Mr Kenny said it is important there should be “clarity and co-operation” in Mr Flannery’s relations with the PAC. “I am sure that if he is invited that he would attend there.”

PAC chairman John McGuinness said the committee clerk has written to Mr Flannery directly inviting him to appear “at a date to be agreed”.

“He’s an informed citizen, he knows more than most what happens before the committee and we would like to hear from him.” Mr McGuinness said he would ask the PAC to compel him to attend if it comes to it, but hoped it would not.

“We can request compellability but my belief is that it shouldn’t go that far and that Frank Flannery should appear and allow us to do our work.”

Such a request would be subject to the agreement of the PAC, and to a vote on Committee on Procedures and Privileges, on which the Government has an inbuilt majority.

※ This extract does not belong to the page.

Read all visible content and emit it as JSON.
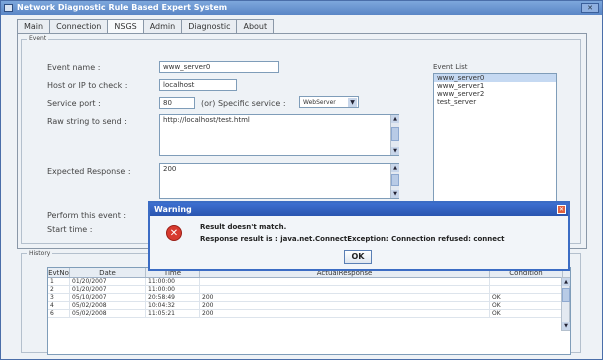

A senior political source said it was significant that Mr Kenny’s remarks, on a visit to Manchester, regarding the PAC were unprompted by any questions.

Mr Flannery did not respond to queries last night and a source close to him did not say whether he would attend. “When he is invited, he will respond clearly.”

The Taoiseach was unhappy about Mr Flannery’s handling of recent controversies involving Rehab, which has been under pressure over its pay policies and business affairs. It intensified when The Irish Times disclosed on Saturday that he had been paid thousands by Rehab to lobby the Government.

This prompted a fresh wave of pressure on Mr Flannery within the Coalition, and complaints that the Rehab affair had gone on too long without adequate response from Rehab.

It led to Mr Flannery’s resignation yesterday as a Rehab director, as well as a Fine Gael trustee, director of organisation and director of elections for the upcoming local campaign.

At the apex
He has been at the apex of the Fine Gael organisation for decades, and is

also credited with helping to rebuild Fine Gael, alongside Mr Kenny, after its worst election performance in 2002. In a statement, he said Fine Gael and Mr Kenny “will continue to have my complete support and I will assist the party in any way I can as a private citizen”.

However, he did not address outstanding questions surrounding his lobbying, pension and business arrangements with Rehab. The charity is expected to provide written responses to the PAC today and the committee will discuss the affair on Thursday.

Mr Flannery spent 34 years working for Rehab, before retiring as chief executive in 2006. He rejoined the board in 2011 but has stepped down with immediate effect.

“It is a step that I undertake with real regret but I have come to the opinion that my involvement with the board is making the Rehab Group the subject of political controversy at this time,” his statement added.

Rehab in a stament last night said: “The Rehab Group Board has today received the resignation of Mr Frank Flannery ... [The board] would like to sincerely thank Mr Flannery for his service as a board member and wish him well for the future.”